In the first verse of Jude’s letter, he calls these Christians those who not only have been, but are right now being kept for Jesus Christ. Not kept in the sense of being kept in custody, but we are being kept in safety, from falling, from harm. As John Flavel said, “As God did not at first choose you because you were high, so He will not forsake you because you are low.” He will keep you.

And our God is powerful not just to keep, but also to cleanse. And so in that presence, which caused Adam to hide and Isaiah to fall down and confess his uncleanness and Job to repent in dust and ashes, in that very presence, Christians will be presented without fault and with great rejoicing!

So how do we live with faith in such faithless times? How do we keep going? The answer is all in God Himself. Our continuing in the faith is based on His faithfulness to us.

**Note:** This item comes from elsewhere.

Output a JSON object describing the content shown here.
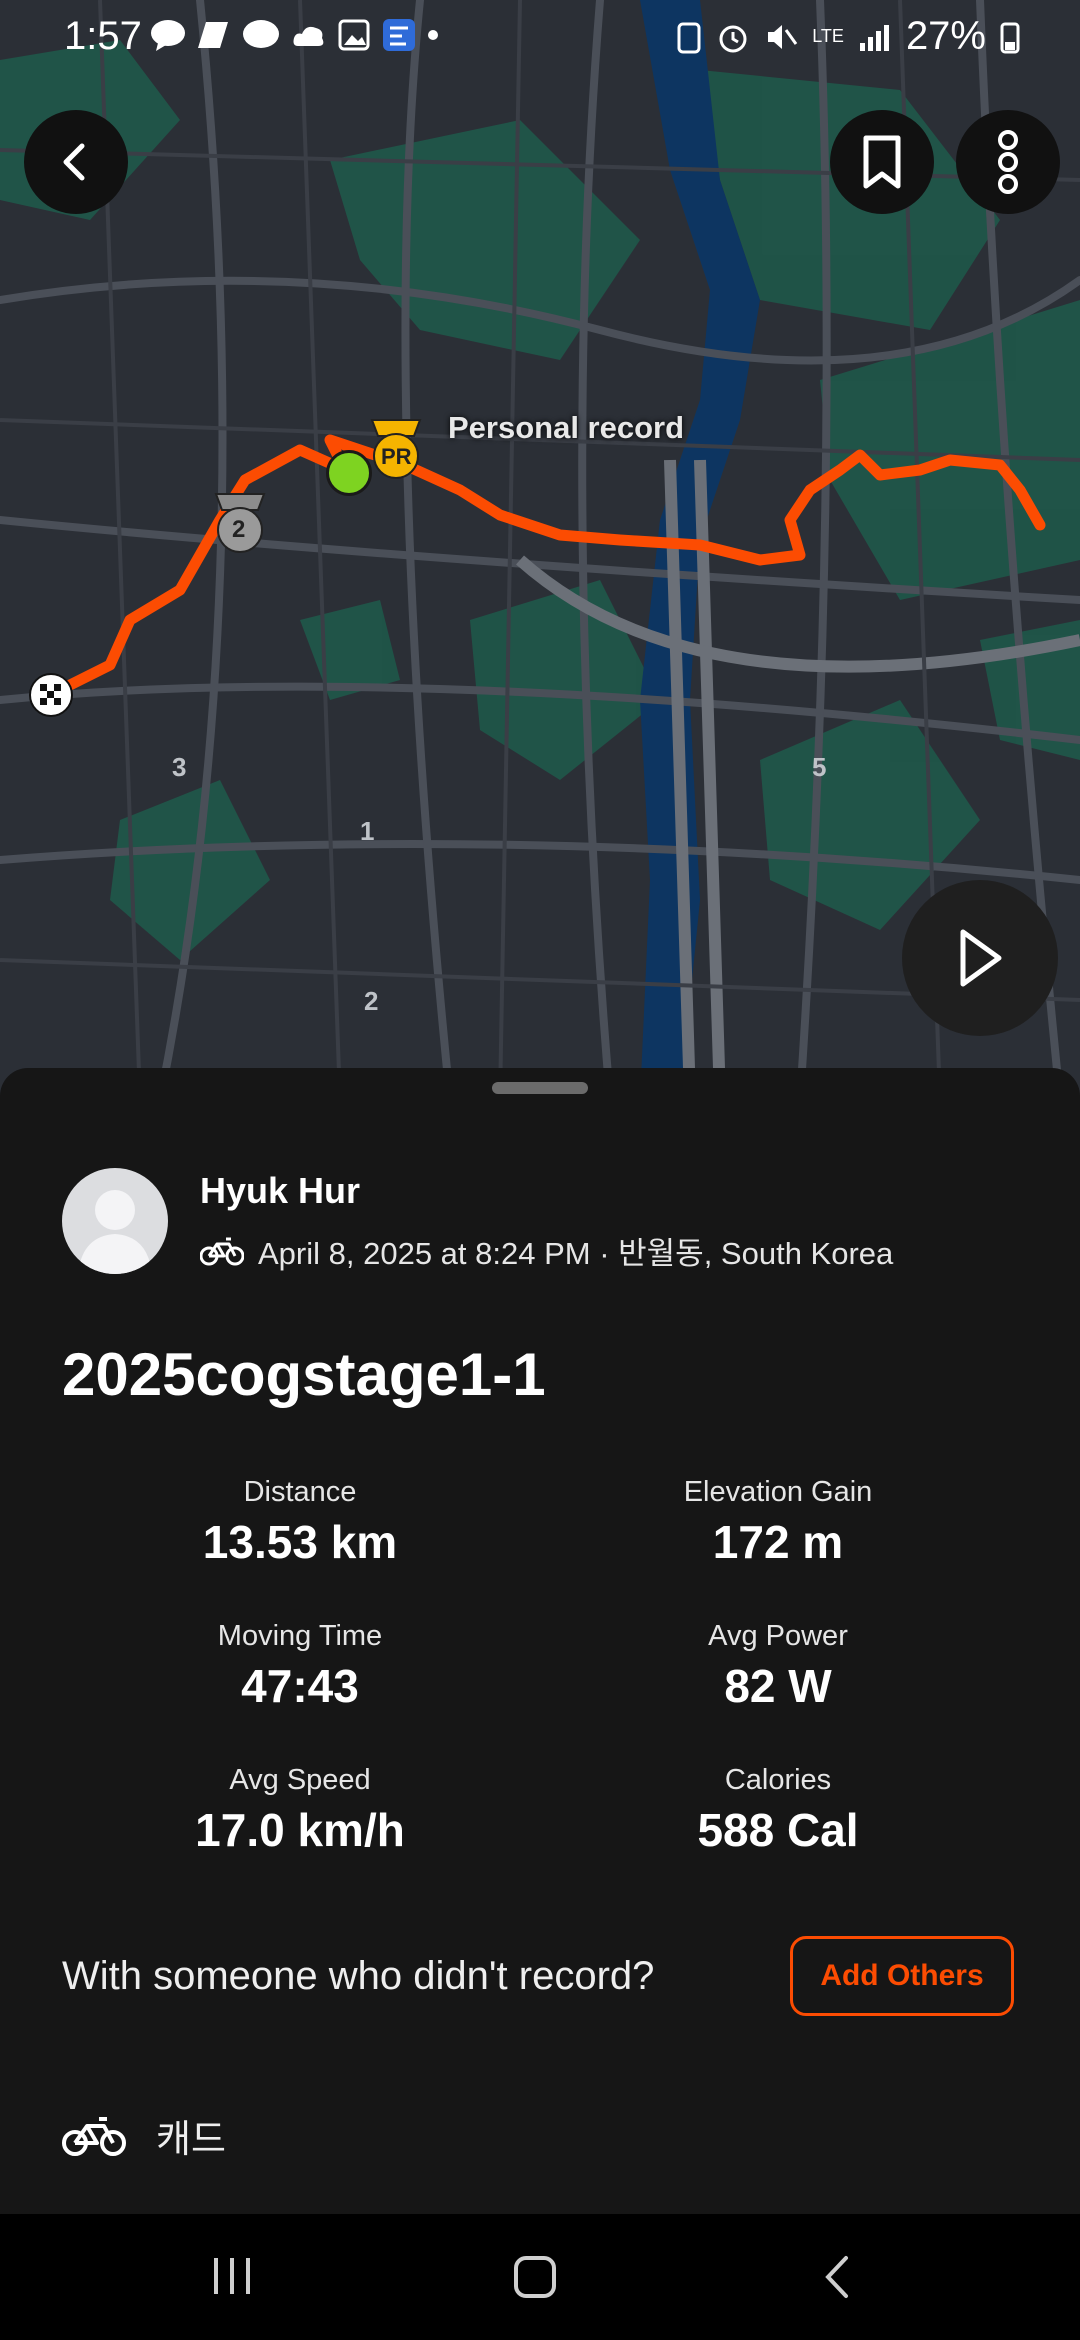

Of course, sometimes the truth seems hidden to us. I remember hill-walking in England. Places that from a distance look impassible proved to be easily negotiated by following a well-laid path, while stretches that looked quite easy might in fact conceal a great ravine.

Sometimes we need to change our position in order to see the truth.

Augustine said that if we do not believe, we will not understand (credo ut intelligam). You may be one of those who needs to work more on understanding. Or, on the other hand, you may have understood increasingly that the claims of Christ are true, and that you stand under God’s righteous judgment. To you I say, as this year draws to a close — change your position. Pray to God for this faith we read of in Jude’s little letter.

As Jesus said, “The time is fulfilled, and the kingdom of God is at hand; repent and believe in the gospel” (Mark 1:15).